The UK Supreme Court decision in Szepietowski & Anor v National Crime Agency [2013] UKSC 65 examined whether the remedy of marshalling was available to the National Crime Agency (NCA) in the absence of an underlying debt.  The NCA entered into a settlement deed with Szepietowski that established rights over some of Szepietowski's properties, but did not create or acknowledge any debt on the part of Szepietowski.  The NCA's claim was secured by a second mortgage over one of the Szepietowski's properties (Property).  The first mortgagee, despite having adequate security over other properties, exercised its power to sell the Property.  The NCA sought the equitable remedy of marshalling in order to allow it to enforce the first mortgagee's remaining mortgages instead.

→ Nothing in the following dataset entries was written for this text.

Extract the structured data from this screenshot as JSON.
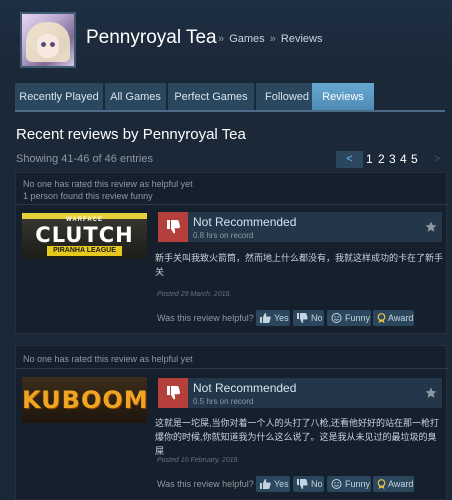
{
  "profile": {
    "name": "Pennyroyal Tea",
    "breadcrumb": [
      "Games",
      "Reviews"
    ],
    "breadcrumb_sep": "»"
  },
  "tabs": [
    {
      "label": "Recently Played",
      "active": false
    },
    {
      "label": "All Games",
      "active": false
    },
    {
      "label": "Perfect Games",
      "active": false
    },
    {
      "label": "Followed",
      "active": false
    },
    {
      "label": "Reviews",
      "active": true
    }
  ],
  "page": {
    "title": "Recent reviews by Pennyroyal Tea",
    "showing": "Showing 41-46 of 46 entries"
  },
  "pagination": {
    "prev": "<",
    "pages": [
      "1",
      "2",
      "3",
      "4",
      "5"
    ],
    "next": ">"
  },
  "reviews": [
    {
      "helpful_line1": "No one has rated this review as helpful yet",
      "helpful_line2": "1 person found this review funny",
      "game": {
        "name": "Warface Clutch Piranha League",
        "line1": "WARFACE",
        "line2": "CLUTCH",
        "line3": "PIRANHA LEAGUE"
      },
      "recommendation": "Not Recommended",
      "hours": "0.8 hrs on record",
      "text": "新手关叫我致火箭筒，然而地上什么都没有，我就这样成功的卡在了新手关",
      "posted": "Posted 29 March, 2018.",
      "rate_label": "Was this review helpful?",
      "buttons": {
        "yes": "Yes",
        "no": "No",
        "funny": "Funny",
        "award": "Award"
      }
    },
    {
      "helpful_line1": "No one has rated this review as helpful yet",
      "game": {
        "name": "KUBOOM",
        "line1": "KUBOOM"
      },
      "recommendation": "Not Recommended",
      "hours": "0.5 hrs on record",
      "text": "这就是一坨屎,当你对着一个人的头打了八枪,还看他好好的站在那一枪打爆你的时候,你就知道我为什么这么说了。这是我从未见过的最垃圾的臭屎",
      "posted": "Posted 10 February, 2018.",
      "rate_label": "Was this review helpful?",
      "buttons": {
        "yes": "Yes",
        "no": "No",
        "funny": "Funny",
        "award": "Award"
      }
    }
  ],
  "colors": {
    "background": "#1b2838",
    "tab": "#2a475e",
    "tab_active": "#67a9d3",
    "thumb_down": "#b5403b",
    "link": "#66c0f4"
  },
  "icons": [
    "thumbs-down-icon",
    "thumbs-up-icon",
    "star-icon",
    "smiley-icon",
    "award-icon"
  ]
}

Lord Neuberger held that when the mortgagor does not owe a debt to the second mortgagee, the remedy of marshalling is generally not available.  This position is not subject to judicial discretion, and only exceptional circumstances may justify marshalling in the absence of a debt.  This is because there is simply nothing due after the secured property is sold, and a second mortgagee is effectively in a lesser position than an unsecured creditor.  Allowing marshalling would therefore be disadvantageous to the mortgagor and to unsecured creditors in a potential insolvency event. 

See Court decision here.